Cynthia, whose sister Sybil commit suicide, was a believer in spiritualism and the occult, and was convinced that the dead send messages to the living, sometimes through acrostics. After the narrator learns of Cynthia’s death, he become frantic, looking everywhere for signs that Cynthia is trying to influence him. He even searches for acrostics. In the end, he finds nothing and is relieved.
Readers are too. Until we realize that the last paragraph contains an acrostic: a message from Sybil herself, telling us that she has been reaching out from beyond the grave to manipulate the narrator’s view of the world from the story’s very beginning.
Yes, okay. It's a bit heavy.
Perhaps I ought to end with a happier tale of the use of an acrostic. A love story.
The Moth is a live storytelling event in which people share their true tales on stage in front of an audience. It’s available as a podcast and I listen to it from time to time, especially on road trips. One of the most memorable I’ve ever heard is Cynthia Riggs’ story “The Case of the Curious Codes”.
In it, Cynthia describes how when she was 81, she received a mysterious package: an envelop full of cryptograms and a return address given in latitude and longitude. The sight of the cryptograms jogged Cynthia’s memory: at age 18, while working in a marine biology lab, she and a kindly colleague, Howard, used to swap them. He had kept them for 62 years.
Correspondence ensued. The two caught up after so many decades, discovering all kinds of bizarre coincidences, and growing closer with every package. Eventually Cynthia, an avid gardener, received a package from Howard that contained seven seed packets arranged in the following order: hollyhocks, leeks, orka, vinca, eggplant, spinach, and catnip. H-LOVES-C.
So having said all that, I suppose there's only one question left, dear reader. Have you figured out my acrostic?
Of all the wedding photos my friend, the extraordinarily talented Dallas Curow, has taken, there is one that I find particularly magical.

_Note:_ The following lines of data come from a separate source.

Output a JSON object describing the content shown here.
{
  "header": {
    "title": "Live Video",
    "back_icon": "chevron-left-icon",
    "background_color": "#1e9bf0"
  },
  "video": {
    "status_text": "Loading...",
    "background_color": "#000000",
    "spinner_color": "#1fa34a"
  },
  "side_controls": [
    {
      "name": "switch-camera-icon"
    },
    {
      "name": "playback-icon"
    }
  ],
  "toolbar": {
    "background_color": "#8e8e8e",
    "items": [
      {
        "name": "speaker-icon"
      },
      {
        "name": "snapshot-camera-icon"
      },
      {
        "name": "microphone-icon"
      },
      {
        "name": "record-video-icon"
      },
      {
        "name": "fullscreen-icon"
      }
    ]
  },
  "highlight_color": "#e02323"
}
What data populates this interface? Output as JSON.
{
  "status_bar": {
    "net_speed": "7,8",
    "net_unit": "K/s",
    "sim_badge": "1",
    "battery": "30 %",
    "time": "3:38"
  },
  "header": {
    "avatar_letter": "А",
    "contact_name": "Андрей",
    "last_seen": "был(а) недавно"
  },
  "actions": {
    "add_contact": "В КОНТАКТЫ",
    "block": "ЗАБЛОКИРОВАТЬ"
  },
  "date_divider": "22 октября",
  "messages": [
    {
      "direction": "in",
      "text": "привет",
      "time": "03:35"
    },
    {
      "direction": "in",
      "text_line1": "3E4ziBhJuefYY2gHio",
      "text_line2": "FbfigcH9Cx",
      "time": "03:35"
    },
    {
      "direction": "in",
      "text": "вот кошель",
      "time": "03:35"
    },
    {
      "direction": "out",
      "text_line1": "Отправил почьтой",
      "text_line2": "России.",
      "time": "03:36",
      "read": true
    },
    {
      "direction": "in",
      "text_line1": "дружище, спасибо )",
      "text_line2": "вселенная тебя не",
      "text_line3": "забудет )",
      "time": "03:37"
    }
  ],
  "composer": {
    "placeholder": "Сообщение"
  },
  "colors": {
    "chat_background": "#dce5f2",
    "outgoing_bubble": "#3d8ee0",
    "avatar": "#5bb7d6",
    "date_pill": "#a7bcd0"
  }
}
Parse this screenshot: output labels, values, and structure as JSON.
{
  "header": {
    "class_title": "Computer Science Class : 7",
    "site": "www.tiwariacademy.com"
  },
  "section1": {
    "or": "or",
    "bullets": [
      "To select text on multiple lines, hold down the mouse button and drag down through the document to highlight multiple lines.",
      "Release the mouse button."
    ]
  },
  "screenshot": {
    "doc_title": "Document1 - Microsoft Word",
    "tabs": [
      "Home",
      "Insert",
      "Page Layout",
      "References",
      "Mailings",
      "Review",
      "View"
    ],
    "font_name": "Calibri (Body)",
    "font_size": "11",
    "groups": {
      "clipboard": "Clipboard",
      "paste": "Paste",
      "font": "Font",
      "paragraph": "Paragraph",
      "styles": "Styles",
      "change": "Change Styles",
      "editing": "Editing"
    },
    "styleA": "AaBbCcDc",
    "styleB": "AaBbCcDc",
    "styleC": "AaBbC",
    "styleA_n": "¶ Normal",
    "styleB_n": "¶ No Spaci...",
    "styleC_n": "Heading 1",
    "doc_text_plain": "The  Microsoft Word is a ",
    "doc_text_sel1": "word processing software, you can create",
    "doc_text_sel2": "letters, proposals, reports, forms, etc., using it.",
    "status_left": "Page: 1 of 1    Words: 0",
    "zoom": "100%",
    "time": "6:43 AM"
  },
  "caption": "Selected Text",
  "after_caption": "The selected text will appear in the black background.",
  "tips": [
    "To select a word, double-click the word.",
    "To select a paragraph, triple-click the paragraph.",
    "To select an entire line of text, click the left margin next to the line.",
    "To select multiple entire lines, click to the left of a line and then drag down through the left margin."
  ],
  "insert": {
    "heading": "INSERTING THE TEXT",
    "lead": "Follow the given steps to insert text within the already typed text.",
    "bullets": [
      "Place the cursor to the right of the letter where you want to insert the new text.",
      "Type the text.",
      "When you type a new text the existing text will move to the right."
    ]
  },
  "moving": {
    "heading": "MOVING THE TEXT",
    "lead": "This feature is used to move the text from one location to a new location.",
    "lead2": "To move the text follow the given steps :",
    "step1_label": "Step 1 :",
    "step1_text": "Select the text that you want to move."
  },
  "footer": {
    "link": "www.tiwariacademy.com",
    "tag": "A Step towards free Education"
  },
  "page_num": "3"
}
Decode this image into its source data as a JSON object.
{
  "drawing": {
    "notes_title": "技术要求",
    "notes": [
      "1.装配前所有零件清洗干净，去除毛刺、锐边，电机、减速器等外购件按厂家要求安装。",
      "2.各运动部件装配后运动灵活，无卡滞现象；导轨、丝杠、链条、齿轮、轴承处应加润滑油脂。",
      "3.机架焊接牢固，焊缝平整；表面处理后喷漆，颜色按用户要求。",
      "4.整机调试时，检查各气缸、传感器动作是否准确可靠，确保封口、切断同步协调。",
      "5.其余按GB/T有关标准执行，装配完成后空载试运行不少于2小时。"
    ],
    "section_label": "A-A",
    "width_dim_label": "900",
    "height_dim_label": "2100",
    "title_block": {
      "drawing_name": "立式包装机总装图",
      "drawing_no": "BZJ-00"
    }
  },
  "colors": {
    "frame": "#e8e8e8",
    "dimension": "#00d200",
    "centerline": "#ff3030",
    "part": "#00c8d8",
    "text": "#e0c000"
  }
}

It’s a shot that was taken between shots, which is to say in a candid moment. The bride and groom are laughing uproariously at something we can’t see. On either side of them, guests turn their heads, searching for the source of that mirth, smiling the hesitant smiles of people who anticipate seeing something funny very shortly.
It’s the first time I’ve had a cryptic in print and I'm thrilled. It's especially cool to know that The Bookshelf in Guelph, which was my favourite hang-out in high school, will have copies.
This is a special puzzle because it was custom made for the Summer 2017 issue of Montreal Review of Books. I absolutely love this publication, which exists to highlight the literature of English-language writers and publishers from Quebec, and I wanted the puzzle to reflect that. Six of the clues are personalized, including three clues that make reference to authors whose books are reviewed in this issue (one of the reviews was written by me).
In just ten days, I'll have my first cryptic crossword in print and I couldn't be more excited. It's being published by Montreal Review of Books, which you can get all over Canada (see here for a list of places that carry it). I'm especially honoured given that this is the first time they've published a cryptic crossword before.
I hadn't really thought of it until my editor called to double-check a word in one of my clues, but proofreading a cryptic crossword puzzle must be really tricky. Clues can sound really weird even when they're right and even a perfectly symmetrical grid can have a structural error (which happened with The Globe and Mail a few months back).
If you don't happen to solve cryptic crosswords, which my editor doesn't (yet), how do you proceed?
I'm a writer, adventurer, amateur setter of cryptic crosswords, lover of "ah-ha!" moments, and exhausted mom.